Since small and medium businesses are the backbone of the American economy, the government ensured its adequate protection through the CARES Act 2020 so that the sector could effectively combat the severe blow of the coronavirus pandemic. By extending sufficient financial support to businesses, both small and large, in the form of loans and grants, the government wanted to ensure that the sector would remain ready to bounce back at the opportune moment, believes William D King.
The step aimed to support small businesses in retaining their employees with regular but partial payments and even meeting some of their overhead expenses. In contrast, businesses remained inoperative for an indefinite period. The step would help small businesses stay afloat and make a turnaround when the situation improves, which would help foster economic recovery.
The Paycheck Protection program, explained by William D King
The government’s endeavor to support businesses is reflected in the CARES Act that offered the Paycheck Protection Program exclusively for small businesses according to the standard of the Small Business Administration. The program covered not only businesses but also veterans’ organizations, tribal businesses, non-profit organizations, accommodation businesses, and food services that had less than 500 employees for each physical location. All eligible businesses could receive a loan termed as Small Business Interruption Loan amounting to 2.5 times their average payroll subject to a maximum of $10 million.
The purpose of the loan was to help businesses cover payroll, salaries, and benefits, and payment of rent, interests, and utilities. These were unsecured loans that did not require any personal guarantee or collateral, and they did not entail any fees. The loans payment ranged between six months and one year that allowed deferment to suit the needs of businesses, and in the case of prepayment, there were no penalties.
The evolution of the PPP
The transformation of the stimulus package that initially started with a $350 billion package for assisting American businesses with cash flow up to eight weeks by offering fully guaranteed federal loans backed by the SBA or Small Business Organization.
As the coronavirus pandemic turned graver, by April 2020, the government stepped up its assistance for businesses by putting in additional funds of $310 billion to introduce the Paycheck Protection Program and even introduced the Healthcare Enhancement Act.
The PPP allowed businesses more time for spending the funds going ahead, and it became easy to seek a fully forgiven loan.
Highlights of PPP
All small businesses were eligible for the Paycheck Protection Program that offered a loan with payback over two years and attracted the interest of only 1%. Later in June 2020, after reviewing the existing economic situation and with no hints of early recovery, the government extended the loan tenure to 5 years. The loan amount covers expenses for 24 weeks from the disbursement date, and businesses need not make full payments until 10 months or after covering 24 weeks treated as a cover period.
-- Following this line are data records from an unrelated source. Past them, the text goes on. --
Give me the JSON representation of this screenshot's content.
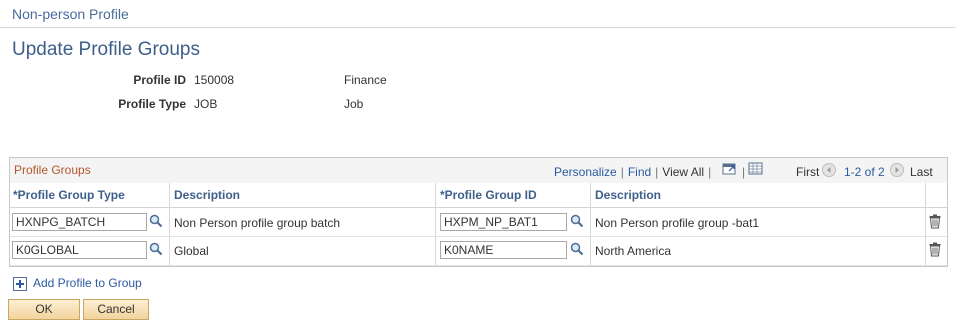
{
  "header": {
    "title": "Non-person Profile"
  },
  "page": {
    "title": "Update Profile Groups"
  },
  "profile": {
    "id_label": "Profile ID",
    "id_value": "150008",
    "id_desc": "Finance",
    "type_label": "Profile Type",
    "type_value": "JOB",
    "type_desc": "Job"
  },
  "grid": {
    "title": "Profile Groups",
    "nav": {
      "personalize": "Personalize",
      "find": "Find",
      "view_all": "View All",
      "first": "First",
      "range": "1-2 of 2",
      "last": "Last"
    },
    "columns": [
      "*Profile Group Type",
      "Description",
      "*Profile Group ID",
      "Description"
    ],
    "rows": [
      {
        "group_type": "HXNPG_BATCH",
        "type_desc": "Non Person profile group batch",
        "group_id": "HXPM_NP_BAT1",
        "id_desc": "Non Person profile group -bat1"
      },
      {
        "group_type": "K0GLOBAL",
        "type_desc": "Global",
        "group_id": "K0NAME",
        "id_desc": "North America"
      }
    ]
  },
  "actions": {
    "add_label": "Add Profile to Group",
    "ok_label": "OK",
    "cancel_label": "Cancel"
  },
  "icons": {
    "lookup": "magnifier-icon",
    "delete": "trash-icon",
    "add": "plus-icon",
    "colors": {
      "accent": "#3e5f8a",
      "grid_title": "#b2562c",
      "link": "#2c5aa0"
    }
  }
}
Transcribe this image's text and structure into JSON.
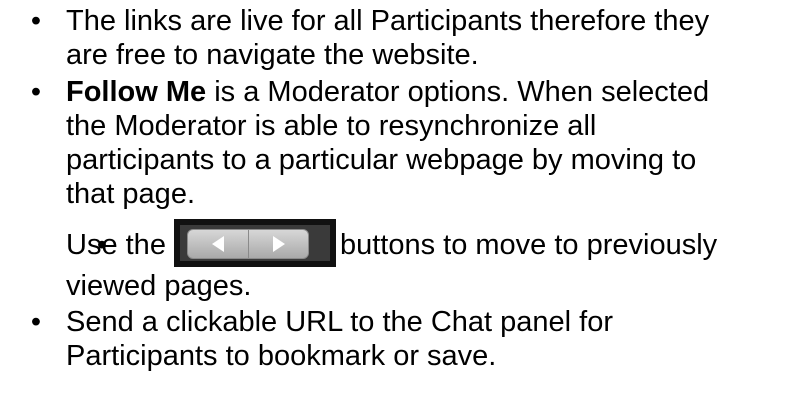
{
  "bullets": [
    {
      "lines": [
        "The links are live for all Participants therefore they",
        "are free to navigate the website."
      ]
    },
    {
      "bold_prefix": "Follow Me",
      "first_line_rest": " is a Moderator options.  When selected",
      "lines": [
        "the Moderator is able to resynchronize all",
        "participants to a particular webpage by moving to",
        "that page."
      ]
    },
    {
      "before_image": "Use the",
      "image_icon": "back-forward-buttons",
      "after_image": "buttons to move to previously",
      "lines": [
        "viewed pages."
      ]
    },
    {
      "lines": [
        "Send a clickable URL to the Chat panel for",
        "Participants to bookmark or save."
      ]
    }
  ],
  "bullet_symbol": "•"
}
Businesses availing of the program must use at least 60% of the funds for employee benefits and payroll costs.